The Killer: Modus Vivendi #1 (ARCHAIA): For the uninitiated, the Killer is a French comic originally published by Franco-Belgian publisher Casterman from 1998-2007. Archaia Studios Press started to reissue the Killer in English for the first time back in '07. Written by Matz (a.k.a. Alexis Nolent) and drawn by Luc Jacamon, the Killer follows a nameless hit man as he navigates the seedy channels of the murder-for-hire business. Sounds like a pretty standard set-up, no? Well, the Killer is so much more than it's premise. This reads more like a comic about French existentialism with some blood, bullets, and nudity thrown in for good measure. There's a lot to love about this book, so in the sake of keeping it short, I'll focus on what really sticks out to me about the Killer which is the pace. Reading the Killer, one feels as if time is moving at the same speed as the Killer's gun-cold logic. Matz and Jacamon are masters at creating tension and mood, two traits severely lacking in many mainstream books. If you like Criminal, 100 Bullets, or noir/crime stories in general, you owe it to yourself to start reading the Killer.
Muppet King Arthur #4 (BOOM KIDS!): Every time a new issue of Muppet King Arthur comes out, I'm forced to repeat myself, because Davide Peterson's Muppet King Arthur covers are always the best thing about the series. I mean, just look at it! This series has been worth picking up for the Peterson covers alone. Moving onto the actual story, inside we get a pun-filed conclusion to Kermit and Robin's power struggle, as well as a bit of foreshadowing for Sam the Eagle. Now that the series is over, we can pretty much say that Muppet King Arthur wasn't the best comic around, but it was entertaining enough so I'm not going to hate on it. It's hard to say mean things about any kids book, especially a Muppet book geared toward winning over a generation that never saw the original Muppet Show on television. For that reason alone, it deserves credit.

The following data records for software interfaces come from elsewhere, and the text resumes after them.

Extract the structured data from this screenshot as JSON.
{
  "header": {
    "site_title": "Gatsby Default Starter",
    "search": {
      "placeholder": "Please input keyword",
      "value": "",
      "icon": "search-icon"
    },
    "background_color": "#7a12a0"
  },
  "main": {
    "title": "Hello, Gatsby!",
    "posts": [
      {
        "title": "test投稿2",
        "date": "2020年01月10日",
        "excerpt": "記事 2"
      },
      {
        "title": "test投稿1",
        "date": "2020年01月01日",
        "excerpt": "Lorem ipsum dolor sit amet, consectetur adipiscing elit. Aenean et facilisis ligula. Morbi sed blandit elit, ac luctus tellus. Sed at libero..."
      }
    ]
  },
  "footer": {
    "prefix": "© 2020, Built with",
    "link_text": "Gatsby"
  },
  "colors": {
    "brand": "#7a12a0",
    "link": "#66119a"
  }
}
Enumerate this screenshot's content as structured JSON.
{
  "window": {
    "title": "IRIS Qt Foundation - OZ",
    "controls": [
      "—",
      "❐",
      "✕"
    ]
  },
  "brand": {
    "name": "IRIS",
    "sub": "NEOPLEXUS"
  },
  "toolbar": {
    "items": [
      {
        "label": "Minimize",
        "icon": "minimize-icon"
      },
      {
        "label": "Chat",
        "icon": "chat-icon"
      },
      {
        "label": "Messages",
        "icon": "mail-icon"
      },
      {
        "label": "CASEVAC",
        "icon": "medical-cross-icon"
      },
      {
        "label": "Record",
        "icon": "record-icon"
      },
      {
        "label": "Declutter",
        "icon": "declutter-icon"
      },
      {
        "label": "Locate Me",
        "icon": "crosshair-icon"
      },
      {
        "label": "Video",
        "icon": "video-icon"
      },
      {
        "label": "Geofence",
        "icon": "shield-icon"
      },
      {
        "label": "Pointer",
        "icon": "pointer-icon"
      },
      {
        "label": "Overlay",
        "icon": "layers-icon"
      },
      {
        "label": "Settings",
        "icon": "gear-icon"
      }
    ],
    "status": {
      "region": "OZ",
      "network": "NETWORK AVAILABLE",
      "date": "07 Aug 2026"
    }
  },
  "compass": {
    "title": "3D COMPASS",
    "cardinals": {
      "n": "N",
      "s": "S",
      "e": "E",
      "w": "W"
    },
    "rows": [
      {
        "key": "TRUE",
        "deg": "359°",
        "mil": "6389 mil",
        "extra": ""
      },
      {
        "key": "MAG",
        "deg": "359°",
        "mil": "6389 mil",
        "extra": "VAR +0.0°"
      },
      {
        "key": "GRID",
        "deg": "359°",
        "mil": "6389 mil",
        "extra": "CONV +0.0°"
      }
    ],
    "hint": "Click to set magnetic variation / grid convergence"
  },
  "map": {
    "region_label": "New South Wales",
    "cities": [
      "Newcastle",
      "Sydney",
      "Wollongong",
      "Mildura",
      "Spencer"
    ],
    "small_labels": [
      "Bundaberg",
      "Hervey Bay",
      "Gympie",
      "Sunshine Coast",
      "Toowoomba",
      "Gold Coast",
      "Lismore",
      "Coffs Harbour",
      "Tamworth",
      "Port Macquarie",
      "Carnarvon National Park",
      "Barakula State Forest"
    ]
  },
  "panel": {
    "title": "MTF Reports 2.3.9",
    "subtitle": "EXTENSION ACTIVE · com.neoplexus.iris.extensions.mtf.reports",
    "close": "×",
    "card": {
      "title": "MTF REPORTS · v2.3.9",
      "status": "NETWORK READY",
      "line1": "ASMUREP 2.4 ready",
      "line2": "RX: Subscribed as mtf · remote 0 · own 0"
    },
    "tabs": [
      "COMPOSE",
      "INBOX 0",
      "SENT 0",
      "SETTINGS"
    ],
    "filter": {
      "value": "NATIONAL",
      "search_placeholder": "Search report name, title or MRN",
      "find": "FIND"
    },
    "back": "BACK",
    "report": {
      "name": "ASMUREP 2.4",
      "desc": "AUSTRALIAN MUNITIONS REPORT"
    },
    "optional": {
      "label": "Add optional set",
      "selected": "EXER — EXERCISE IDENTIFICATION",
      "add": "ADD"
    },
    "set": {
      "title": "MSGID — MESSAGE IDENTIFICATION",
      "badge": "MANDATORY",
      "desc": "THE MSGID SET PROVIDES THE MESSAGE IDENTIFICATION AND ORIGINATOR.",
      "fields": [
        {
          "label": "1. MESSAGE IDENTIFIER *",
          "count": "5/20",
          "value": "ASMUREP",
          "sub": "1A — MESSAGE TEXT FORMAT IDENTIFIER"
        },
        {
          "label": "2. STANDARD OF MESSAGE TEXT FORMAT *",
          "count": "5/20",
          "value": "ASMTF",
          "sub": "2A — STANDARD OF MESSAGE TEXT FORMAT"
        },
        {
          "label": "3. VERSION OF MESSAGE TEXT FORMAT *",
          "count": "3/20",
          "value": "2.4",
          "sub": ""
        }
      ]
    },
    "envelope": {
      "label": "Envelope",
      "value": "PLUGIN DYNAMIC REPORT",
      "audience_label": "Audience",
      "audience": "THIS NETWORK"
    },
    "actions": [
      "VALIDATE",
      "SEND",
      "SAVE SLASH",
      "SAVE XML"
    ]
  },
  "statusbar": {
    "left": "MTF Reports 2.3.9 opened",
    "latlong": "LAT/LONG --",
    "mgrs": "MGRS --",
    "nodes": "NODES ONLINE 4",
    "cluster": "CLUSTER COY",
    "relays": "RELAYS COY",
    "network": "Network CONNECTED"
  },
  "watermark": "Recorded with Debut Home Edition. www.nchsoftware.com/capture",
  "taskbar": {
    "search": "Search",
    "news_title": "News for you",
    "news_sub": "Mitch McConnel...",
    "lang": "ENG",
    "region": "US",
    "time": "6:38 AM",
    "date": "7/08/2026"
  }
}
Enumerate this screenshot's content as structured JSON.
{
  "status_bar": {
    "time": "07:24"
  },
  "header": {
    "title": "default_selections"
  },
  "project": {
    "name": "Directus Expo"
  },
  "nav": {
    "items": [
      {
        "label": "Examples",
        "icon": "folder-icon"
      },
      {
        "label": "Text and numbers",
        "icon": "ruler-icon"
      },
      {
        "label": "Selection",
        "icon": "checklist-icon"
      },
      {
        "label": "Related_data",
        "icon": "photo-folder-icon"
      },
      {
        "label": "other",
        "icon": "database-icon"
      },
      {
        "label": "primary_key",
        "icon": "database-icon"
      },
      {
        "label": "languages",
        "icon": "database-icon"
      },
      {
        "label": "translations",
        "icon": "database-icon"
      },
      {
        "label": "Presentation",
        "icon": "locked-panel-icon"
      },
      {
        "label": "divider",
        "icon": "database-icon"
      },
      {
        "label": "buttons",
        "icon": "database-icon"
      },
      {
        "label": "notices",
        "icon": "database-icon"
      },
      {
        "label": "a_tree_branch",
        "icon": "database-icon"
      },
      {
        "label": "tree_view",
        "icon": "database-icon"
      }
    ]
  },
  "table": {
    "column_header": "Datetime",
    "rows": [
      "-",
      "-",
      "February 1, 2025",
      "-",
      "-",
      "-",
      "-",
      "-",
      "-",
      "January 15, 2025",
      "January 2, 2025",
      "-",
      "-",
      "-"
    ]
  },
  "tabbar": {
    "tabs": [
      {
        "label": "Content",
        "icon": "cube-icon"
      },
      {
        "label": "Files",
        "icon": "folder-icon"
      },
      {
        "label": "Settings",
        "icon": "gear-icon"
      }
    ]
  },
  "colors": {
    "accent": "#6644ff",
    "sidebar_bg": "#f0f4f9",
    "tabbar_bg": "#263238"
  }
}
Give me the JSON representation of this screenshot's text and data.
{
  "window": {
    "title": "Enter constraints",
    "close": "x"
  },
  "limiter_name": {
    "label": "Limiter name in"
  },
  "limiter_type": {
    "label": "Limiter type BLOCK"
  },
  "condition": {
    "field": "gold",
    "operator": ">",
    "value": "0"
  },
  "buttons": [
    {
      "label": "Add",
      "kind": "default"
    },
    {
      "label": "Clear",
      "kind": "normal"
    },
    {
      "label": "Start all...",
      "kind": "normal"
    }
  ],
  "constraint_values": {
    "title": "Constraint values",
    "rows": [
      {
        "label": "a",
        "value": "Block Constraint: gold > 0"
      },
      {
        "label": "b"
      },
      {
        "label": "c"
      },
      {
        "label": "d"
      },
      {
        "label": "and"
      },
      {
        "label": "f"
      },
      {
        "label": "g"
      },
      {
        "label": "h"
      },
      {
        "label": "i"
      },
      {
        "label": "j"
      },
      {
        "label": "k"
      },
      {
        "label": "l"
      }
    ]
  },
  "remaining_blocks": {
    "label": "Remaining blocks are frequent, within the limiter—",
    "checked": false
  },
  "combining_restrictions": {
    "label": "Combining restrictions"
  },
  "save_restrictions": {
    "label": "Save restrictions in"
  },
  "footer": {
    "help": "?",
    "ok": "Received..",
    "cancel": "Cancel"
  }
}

The Muppet Show #5 (BOOM KIDS!): As I just finished saying, it's hard to rate the quality of a Muppet comic for kids without coming off as a crusty crumb-bum, a right bastard of the "wasn't-it-better-back-when" club. So, instead of doing that, I'll just say thank you once again to Roger Langridge for his epic revitalization of the original Muppet Show skits and characters. Amy Mebberson's art is good, but I have to say that I do tend to like the comic more when Langridge does both the art and the writing. The main reason for this is that it seems to work better when you've got one person telling the joke, rather than somebody writing said joke and another person interpreting it. Other than that, I say keep supporting Muppet Show Comics, as one day some executive is bound to turn them into CGI ghouls.
GATTS BOOK OF THE WEEK:
GATTS BOOK OF THE WEEK:
Hellboy En Mexico (DARK HORSE, Mike Mignolia, Richard Corben, Dave Stewart): With two awesome Spider-Man books and a new issue of the Killer out this week, it was pretty hard to choose this round's book of the week, but I'm going to have to give it Hellboy En Mexico for a couple of reasons. First off, Hellboy wrestles a Mexican wrestler-turned-vampire, and that alone is worth your $3.50. Second, the Mike Mignolia alternate cover kicks-ass in a classic Hellboy fashion. Third, it was Cinco De Mayo, so Hellboy en Mexico was destined to win; but more than that, (and this is my final reason for picking it) Hellboy en Mexico was a perfect example of how non-continuity stories are the best for well-known superheroes. See a theme developing here? We had two examples for Spider-Man this week, but neither of them was really as purely enjoyable as Hellboy en Mexico. This is a comic you could pick up and read without knowing much of anything about the character (or his world) and you'd still enjoy it. Which brings us to my main criteria when it comes to book of the week, being, "could I find this comic on a bench and still enjoy it?" In the case of Hellboy en Mexico, the answer here is a resounding si Señor.